Two months passed and during this time I started to feel better. Better than I had in years and to be completely honest for no real reason. The season was coming to an end and I decided I would attempt Mount Morgan again. I asked for beta* from a million friends, poured over more topos*, picked a good weekend, and with an apprehensive heart woke up at a proper alpine start for my second attempt.
This second attempt I was taking a completely different route. I was choosing to take the ridge line instead of blasting my body straight up the guts. Telling you how much easier it was, would be a gross understatement. I was appalled. There was a goddamn trail leading all the way up, marked and clear as day.
I stood on that trail looking down at where I had been on my first attempt. It felt like I was watching a movie, I played the entire first attempt out in front of me like I was watching it happen in real-time. I saw every struggle and obstacle I stubbornly picked my way through, absolutely convinced the entire time that I was “fine”. I watched as past me crawled, cursed, and cried while glowing with insecurity and fear slowly making her way up. At first, I laughed and threw my head back in disbelief. It was so outrageous it was comical! Then a sudden wave of sadness came over me, or rather a sense of pity. I watched this poor scared creature so unaware of what was actually happening, so blinded with self-doubt and negativity stumble through this trail, just like she was in life. I wanted to go down, give her a hug, and show her the easier route. Tell her that if she just stopped for a second and looked around she could find success, instead of bumping into everything as though she were blindfolded. I felt like I almost didn’t even know this little creature, even though she was me.
I had taken the first attempt with the same attitude I was taking my life at the time. Tell yourself you’re fine, put your head down and run full speed into the unknown. Except it didn’t have to be the unknown. The answers were in front of me, practically being thrown into my face by the mountain. But I was too insecure and stubborn to just take a second look. To just admit that I was in fact NOT fine, that maybe some help from friends, or even having a partner would be beneficial.
I summited flawlessly, dancing to my Disco playlist with a shit-eating grin. I was on top of the world…well really only at 13,754 ft, but you catch my drift.
This is definitely a longer post than usual, but it’s crucial, this summit left a crater-sized hole in my chest with the impact it had on me. In the end, it’s not about the summit, it’s about how we approach life mirrors how we approach a mountain. The mountains are a direct reflection of who we are on the inside at the time. What’s great is that it changes, I know this because that day as I stood wanting to hug past Shelby for being a sad bumbling idiot, so I did exactly that. I stood there and quite literally wrapped my arms around myself nuzzled into my elbows and said: “it’s okay kiddo, you’re doing fine, I love you”.
*Alpine Start: A early morning start for an objective that involves usually waking up at 04:30am.
*Beta: The “how to” or directions on an objective.
*Boulder field: Self-explanatory, a field at the base of a summit that consists of big loose boulders.
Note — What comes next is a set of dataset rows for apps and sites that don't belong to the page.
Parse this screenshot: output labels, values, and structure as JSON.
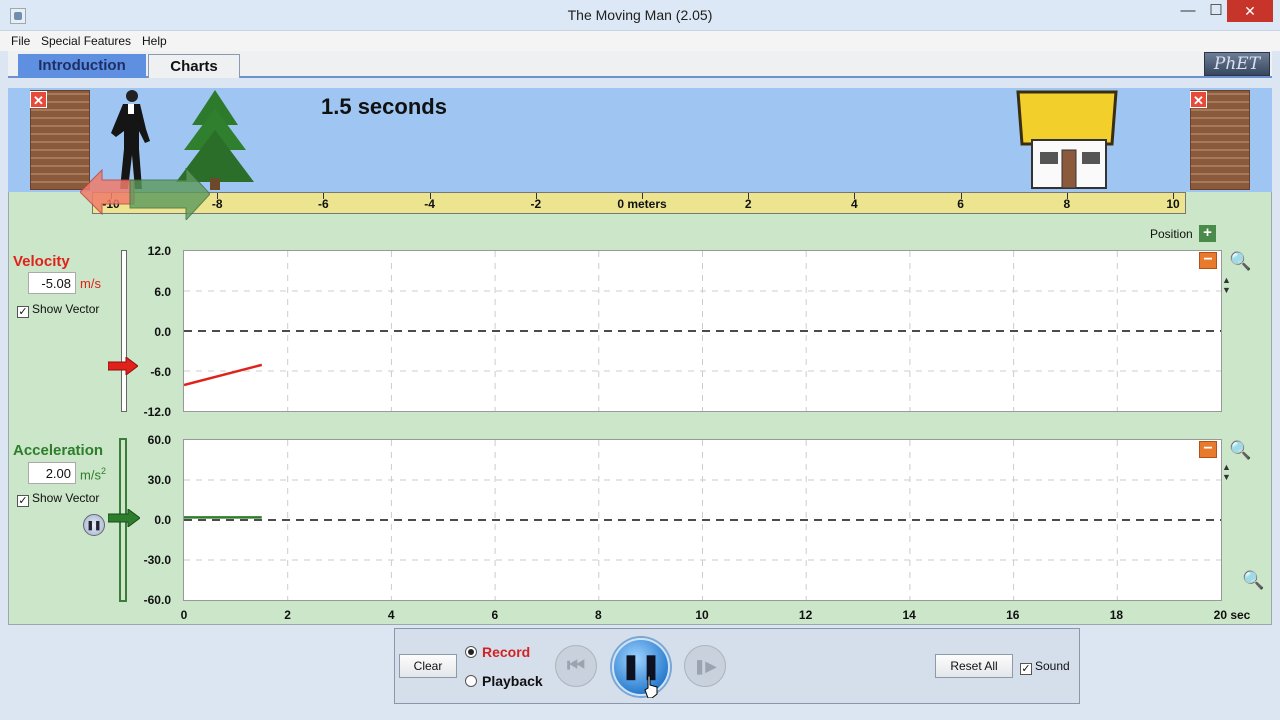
{
  "window": {
    "title": "The Moving Man (2.05)",
    "min": "—",
    "max": "☐",
    "close": "✕"
  },
  "menu": [
    "File",
    "Special Features",
    "Help"
  ],
  "tabs": [
    "Introduction",
    "Charts"
  ],
  "logo": "PhET",
  "scene": {
    "time_label": "1.5 seconds",
    "close_glyph": "✕"
  },
  "ruler": {
    "labels": [
      "-10",
      "-8",
      "-6",
      "-4",
      "-2",
      "0 meters",
      "2",
      "4",
      "6",
      "8",
      "10"
    ]
  },
  "position_panel": {
    "label": "Position",
    "plus": "+"
  },
  "velocity": {
    "title": "Velocity",
    "value": "-5.08",
    "unit": "m/s",
    "show_vector": "Show Vector",
    "check": "✓",
    "y_ticks": [
      "12.0",
      "6.0",
      "0.0",
      "-6.0",
      "-12.0"
    ],
    "minus": "−"
  },
  "acceleration": {
    "title": "Acceleration",
    "value": "2.00",
    "unit": "m/s",
    "unit_sup": "2",
    "show_vector": "Show Vector",
    "check": "✓",
    "y_ticks": [
      "60.0",
      "30.0",
      "0.0",
      "-30.0",
      "-60.0"
    ],
    "minus": "−"
  },
  "x_axis": {
    "ticks": [
      "0",
      "2",
      "4",
      "6",
      "8",
      "10",
      "12",
      "14",
      "16",
      "18",
      "20 sec"
    ]
  },
  "controls": {
    "clear": "Clear",
    "record": "Record",
    "playback": "Playback",
    "reset_all": "Reset All",
    "sound": "Sound",
    "check": "✓",
    "pause_glyph": "❚❚",
    "rewind_glyph": "⏮",
    "step_glyph": "❚▶"
  },
  "chart_data": [
    {
      "type": "line",
      "x": [
        0,
        1.5
      ],
      "series": [
        {
          "values": [
            -8.1,
            -5.08
          ]
        }
      ],
      "ylim": [
        -12,
        12
      ],
      "xlim": [
        0,
        20
      ],
      "grid": true
    },
    {
      "type": "line",
      "x": [
        0,
        1.5
      ],
      "series": [
        {
          "values": [
            2,
            2
          ]
        }
      ],
      "ylim": [
        -60,
        60
      ],
      "xlim": [
        0,
        20
      ],
      "grid": true
    }
  ],
  "colors": {
    "velocity": "#e0221b",
    "acceleration": "#2d7d2d",
    "record": "#d12323"
  }
}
*Class 5.5+: A class of climbing in the YDS, again I’m not going to explain the entire YDS system for a lot of reasons, go do your own research.
*Posthole: Stepping into deep unstable snow and punching through, think of sinking into the mud.
*Scree field: A field consisting of small loose rocks, similar to walking on big marbles.
*Topos: Topographical maps, a map showing elevation.